Our projections (the white-filled dots) are based on the assumption that changes in membership in the coming years simply track the path that previous cohorts took at the same age. For example, the cohort born in the late 1980s saw a 50 per cent increase in union membership as they moved from their early to late twenties. We have assumed that the same percentage increase in membership will occur over the coming decade among those born in the late 1990s.

This may turn out to be a highly optimistic assumption. Further fragmentation in the nature of work or prolonged austerity, for example, could curtail the familiar big rise in membership rates as people pass through their twenties. Against this, it could be argued that a greater proportion of young people spending longer in education might simply be delaying the age at which union membership rises, resulting in sharper growth among those in their late twenties in the future. However, to date this simply hasn’t happened. Membership rates for those in their late twenties have fallen steadily: they stand at 19 per cent among today’s 26–30 year olds compared to 23 per cent a decade ago, and 29 per cent two decades ago.

All told our overall projection is that just under 20 per cent of employees will be in a union by 2030. Think of this as a rough indication of where the union movement will be in 15 years’ time if history repeats itself. To be clear, this doesn’t signify union membership suddenly going over a cliff; it just points to steady, continual decline. If accurate, it would mean that by 2030 the share of trade unionists would have fallen by a third since the turn of the century.

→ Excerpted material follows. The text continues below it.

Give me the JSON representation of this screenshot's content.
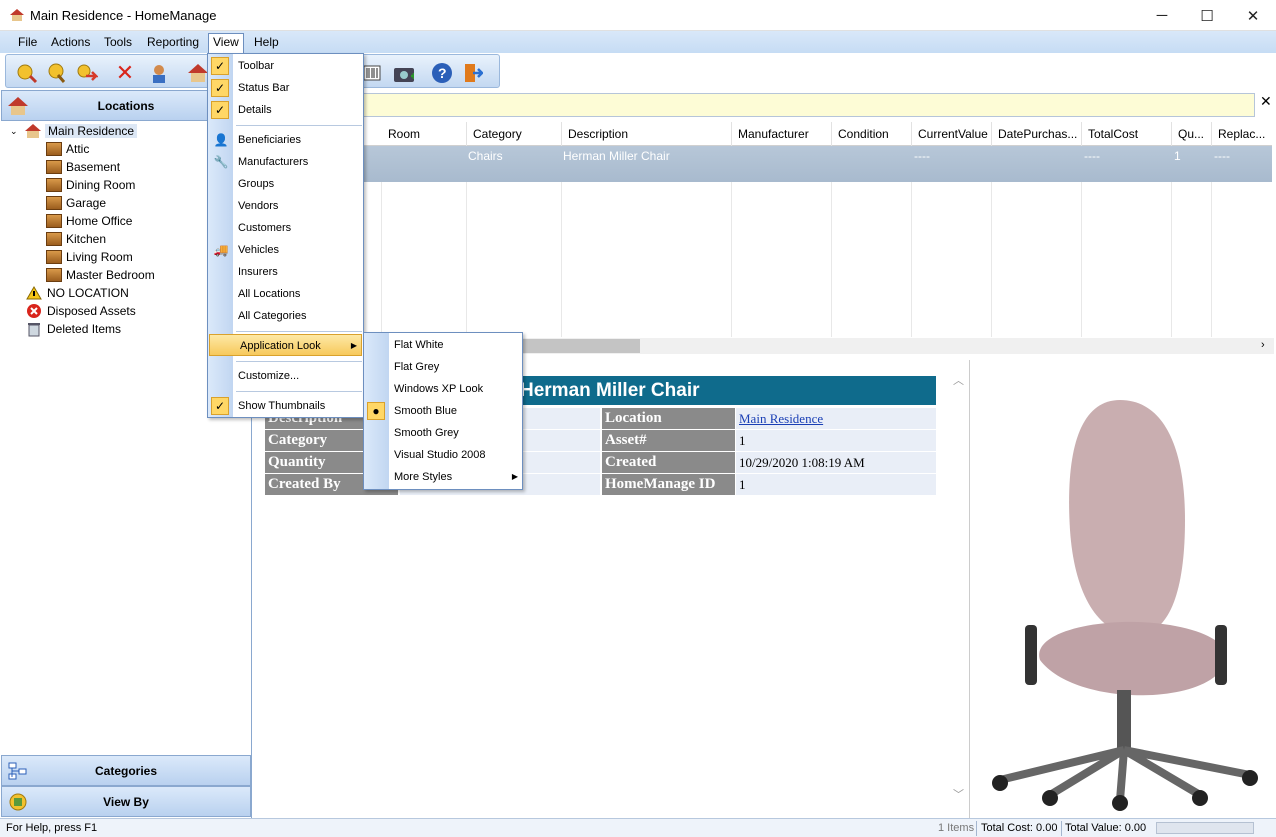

Let’s hope that this outlook brings home the urgency of acting to address this generational challenge. It should spark far-reaching debate about what the next chapter of pro-worker organisation should look like. Some of this thinking is starting to happen inside our own union movement. But it needs to come from outside of the union world too: there is likely to be a need for a more diverse set of institutions experimenting with new ways of supporting those in exposed parts of the workforce. There’s no shortage of examples from the US — a country whose union movement faces an even more acute challenge than ours — of how to innovate on behalf of workers.

It’s not written in the stars that these gloomy projections will come to pass. They are there to be acted on. But if the voices of union conservatism prevail — and the offer to millennials is more of the same — no-one should be at all surprised about where this ends up.

This post originally appeared on Gavin Kelly's blog